> **Materials provided**:
++++++++++++++++++++
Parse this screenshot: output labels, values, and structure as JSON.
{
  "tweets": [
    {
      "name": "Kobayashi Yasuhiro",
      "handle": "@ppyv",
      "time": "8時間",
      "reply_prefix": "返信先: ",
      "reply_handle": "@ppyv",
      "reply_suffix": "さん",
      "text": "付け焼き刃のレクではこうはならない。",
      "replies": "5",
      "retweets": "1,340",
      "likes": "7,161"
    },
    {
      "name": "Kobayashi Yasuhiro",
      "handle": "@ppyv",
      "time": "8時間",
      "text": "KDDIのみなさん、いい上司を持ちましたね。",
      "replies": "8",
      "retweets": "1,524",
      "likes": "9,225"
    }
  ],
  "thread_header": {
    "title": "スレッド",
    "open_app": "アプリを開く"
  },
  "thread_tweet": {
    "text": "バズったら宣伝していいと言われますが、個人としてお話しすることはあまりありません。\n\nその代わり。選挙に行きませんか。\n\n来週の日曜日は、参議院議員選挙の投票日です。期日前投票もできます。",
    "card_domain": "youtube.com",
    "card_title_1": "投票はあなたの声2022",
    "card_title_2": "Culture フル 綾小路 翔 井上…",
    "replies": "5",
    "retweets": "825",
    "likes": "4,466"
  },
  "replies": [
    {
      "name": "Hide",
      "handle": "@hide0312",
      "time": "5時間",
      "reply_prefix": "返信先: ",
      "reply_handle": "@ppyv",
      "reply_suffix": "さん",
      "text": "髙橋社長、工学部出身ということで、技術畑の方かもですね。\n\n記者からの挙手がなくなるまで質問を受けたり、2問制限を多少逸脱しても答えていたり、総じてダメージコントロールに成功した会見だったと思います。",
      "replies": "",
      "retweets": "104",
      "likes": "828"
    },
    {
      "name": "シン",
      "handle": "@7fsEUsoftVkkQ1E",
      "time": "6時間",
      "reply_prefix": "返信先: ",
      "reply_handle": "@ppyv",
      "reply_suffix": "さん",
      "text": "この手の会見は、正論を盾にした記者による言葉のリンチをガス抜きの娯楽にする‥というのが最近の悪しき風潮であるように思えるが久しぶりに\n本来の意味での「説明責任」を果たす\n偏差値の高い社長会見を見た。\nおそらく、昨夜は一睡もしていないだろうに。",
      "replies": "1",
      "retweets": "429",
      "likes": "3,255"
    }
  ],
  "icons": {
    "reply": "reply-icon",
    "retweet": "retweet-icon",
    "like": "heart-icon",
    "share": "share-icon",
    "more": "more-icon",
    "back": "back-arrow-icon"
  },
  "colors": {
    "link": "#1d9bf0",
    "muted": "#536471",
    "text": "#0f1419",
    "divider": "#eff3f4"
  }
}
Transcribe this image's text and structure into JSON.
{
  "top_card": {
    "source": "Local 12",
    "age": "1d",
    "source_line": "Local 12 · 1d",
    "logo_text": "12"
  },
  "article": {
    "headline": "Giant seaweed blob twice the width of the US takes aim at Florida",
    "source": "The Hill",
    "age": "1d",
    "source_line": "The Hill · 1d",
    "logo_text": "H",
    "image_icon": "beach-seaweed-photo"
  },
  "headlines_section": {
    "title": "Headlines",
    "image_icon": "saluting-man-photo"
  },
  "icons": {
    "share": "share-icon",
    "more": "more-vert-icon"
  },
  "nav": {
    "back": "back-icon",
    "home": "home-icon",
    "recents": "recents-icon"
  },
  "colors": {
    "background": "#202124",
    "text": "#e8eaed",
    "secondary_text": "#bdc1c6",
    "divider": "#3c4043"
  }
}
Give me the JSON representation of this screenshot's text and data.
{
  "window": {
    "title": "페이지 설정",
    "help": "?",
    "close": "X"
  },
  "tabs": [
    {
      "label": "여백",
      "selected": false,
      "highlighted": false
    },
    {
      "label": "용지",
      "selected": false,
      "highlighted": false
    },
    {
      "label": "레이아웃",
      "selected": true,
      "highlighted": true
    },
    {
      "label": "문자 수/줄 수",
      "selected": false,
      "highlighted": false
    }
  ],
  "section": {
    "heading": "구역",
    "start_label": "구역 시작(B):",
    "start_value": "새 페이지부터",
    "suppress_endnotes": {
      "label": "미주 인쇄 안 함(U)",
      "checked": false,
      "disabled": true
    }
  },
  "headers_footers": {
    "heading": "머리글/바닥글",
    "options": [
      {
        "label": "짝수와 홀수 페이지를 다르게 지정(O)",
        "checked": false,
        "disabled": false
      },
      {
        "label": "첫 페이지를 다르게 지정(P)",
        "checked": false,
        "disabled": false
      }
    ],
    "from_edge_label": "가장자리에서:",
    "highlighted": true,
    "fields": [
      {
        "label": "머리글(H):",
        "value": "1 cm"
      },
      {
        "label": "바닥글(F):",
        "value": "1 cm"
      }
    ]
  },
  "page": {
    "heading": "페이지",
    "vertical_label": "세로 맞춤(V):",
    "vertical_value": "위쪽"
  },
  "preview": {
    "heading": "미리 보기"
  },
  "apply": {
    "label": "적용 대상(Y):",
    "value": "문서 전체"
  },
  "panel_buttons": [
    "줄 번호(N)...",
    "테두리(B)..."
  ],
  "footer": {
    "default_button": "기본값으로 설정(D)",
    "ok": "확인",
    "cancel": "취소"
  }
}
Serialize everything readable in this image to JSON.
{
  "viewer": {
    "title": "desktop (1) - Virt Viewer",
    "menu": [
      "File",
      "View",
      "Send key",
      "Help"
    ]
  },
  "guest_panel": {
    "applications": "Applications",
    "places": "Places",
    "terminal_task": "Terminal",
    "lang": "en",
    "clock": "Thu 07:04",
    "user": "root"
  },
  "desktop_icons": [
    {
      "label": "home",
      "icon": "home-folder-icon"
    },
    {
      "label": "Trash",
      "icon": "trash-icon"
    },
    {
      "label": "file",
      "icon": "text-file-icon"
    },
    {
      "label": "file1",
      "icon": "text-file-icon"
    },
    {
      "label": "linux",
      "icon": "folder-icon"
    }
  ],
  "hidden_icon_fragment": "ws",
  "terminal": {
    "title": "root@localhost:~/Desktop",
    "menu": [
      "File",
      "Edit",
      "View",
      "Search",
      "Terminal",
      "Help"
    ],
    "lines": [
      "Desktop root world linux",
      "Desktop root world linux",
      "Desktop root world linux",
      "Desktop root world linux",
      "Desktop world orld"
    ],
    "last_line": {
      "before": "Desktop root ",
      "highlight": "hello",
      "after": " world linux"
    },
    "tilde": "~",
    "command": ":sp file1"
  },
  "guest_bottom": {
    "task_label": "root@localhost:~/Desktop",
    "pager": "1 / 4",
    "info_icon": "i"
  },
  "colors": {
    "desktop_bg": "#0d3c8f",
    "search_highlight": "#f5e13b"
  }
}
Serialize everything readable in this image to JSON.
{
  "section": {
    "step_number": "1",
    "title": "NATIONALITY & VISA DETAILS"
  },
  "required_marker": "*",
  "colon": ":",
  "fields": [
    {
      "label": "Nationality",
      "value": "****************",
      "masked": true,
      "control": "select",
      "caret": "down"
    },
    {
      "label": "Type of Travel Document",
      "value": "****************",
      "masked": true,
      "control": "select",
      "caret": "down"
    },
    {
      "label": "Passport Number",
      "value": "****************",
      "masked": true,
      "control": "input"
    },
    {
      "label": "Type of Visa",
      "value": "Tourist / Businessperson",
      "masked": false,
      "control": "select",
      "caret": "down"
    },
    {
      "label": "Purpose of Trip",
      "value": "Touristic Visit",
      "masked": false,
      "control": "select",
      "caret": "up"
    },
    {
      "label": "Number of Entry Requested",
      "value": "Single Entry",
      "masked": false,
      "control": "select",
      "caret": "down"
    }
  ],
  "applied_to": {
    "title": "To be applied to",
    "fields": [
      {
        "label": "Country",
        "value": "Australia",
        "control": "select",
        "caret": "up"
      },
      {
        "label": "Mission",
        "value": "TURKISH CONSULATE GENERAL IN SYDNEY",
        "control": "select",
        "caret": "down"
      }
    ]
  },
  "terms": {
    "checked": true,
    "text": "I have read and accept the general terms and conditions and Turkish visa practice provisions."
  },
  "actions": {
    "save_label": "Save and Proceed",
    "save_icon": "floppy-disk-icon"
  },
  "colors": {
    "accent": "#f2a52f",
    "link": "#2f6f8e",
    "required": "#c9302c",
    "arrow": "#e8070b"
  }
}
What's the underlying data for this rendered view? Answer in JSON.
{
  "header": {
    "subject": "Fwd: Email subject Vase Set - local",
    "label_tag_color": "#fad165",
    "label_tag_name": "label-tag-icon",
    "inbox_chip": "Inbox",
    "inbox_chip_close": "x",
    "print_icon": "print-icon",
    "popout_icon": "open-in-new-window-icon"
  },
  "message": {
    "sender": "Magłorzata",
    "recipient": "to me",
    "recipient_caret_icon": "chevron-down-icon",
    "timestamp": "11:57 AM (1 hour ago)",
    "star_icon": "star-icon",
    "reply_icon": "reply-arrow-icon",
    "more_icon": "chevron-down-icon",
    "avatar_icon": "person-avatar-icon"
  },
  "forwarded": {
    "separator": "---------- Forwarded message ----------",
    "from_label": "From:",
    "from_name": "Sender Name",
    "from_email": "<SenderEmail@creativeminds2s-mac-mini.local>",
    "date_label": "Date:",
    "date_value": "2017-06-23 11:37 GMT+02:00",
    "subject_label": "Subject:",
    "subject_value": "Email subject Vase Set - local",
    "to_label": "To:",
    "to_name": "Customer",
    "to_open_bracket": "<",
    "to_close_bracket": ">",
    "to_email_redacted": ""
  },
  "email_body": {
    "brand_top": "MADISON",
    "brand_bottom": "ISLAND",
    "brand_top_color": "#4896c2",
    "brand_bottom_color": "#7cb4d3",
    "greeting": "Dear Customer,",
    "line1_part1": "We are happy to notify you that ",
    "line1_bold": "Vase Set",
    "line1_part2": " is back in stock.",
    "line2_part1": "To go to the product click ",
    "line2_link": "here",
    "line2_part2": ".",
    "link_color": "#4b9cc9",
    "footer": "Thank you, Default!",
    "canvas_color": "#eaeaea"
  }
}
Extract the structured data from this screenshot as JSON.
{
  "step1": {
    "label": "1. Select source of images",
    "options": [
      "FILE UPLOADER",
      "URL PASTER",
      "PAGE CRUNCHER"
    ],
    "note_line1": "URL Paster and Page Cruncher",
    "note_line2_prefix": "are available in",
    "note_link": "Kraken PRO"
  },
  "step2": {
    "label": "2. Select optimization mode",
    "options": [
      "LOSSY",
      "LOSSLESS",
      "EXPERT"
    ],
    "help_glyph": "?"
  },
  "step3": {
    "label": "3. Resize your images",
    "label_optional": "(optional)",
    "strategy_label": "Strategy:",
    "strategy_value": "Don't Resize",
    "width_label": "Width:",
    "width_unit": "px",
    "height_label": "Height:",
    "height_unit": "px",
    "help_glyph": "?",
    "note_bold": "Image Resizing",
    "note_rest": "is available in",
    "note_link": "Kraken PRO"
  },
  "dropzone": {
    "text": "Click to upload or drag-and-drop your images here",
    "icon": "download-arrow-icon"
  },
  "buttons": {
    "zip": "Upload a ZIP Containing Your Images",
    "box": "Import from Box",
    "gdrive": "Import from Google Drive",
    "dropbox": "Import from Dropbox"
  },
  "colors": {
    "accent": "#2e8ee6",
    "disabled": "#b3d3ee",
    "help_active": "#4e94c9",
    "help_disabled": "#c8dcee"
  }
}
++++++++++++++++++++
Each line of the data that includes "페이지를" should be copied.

        "label": "짝수와 홀수 페이지를 다르게 지정(O)",
        "label": "첫 페이지를 다르게 지정(P)",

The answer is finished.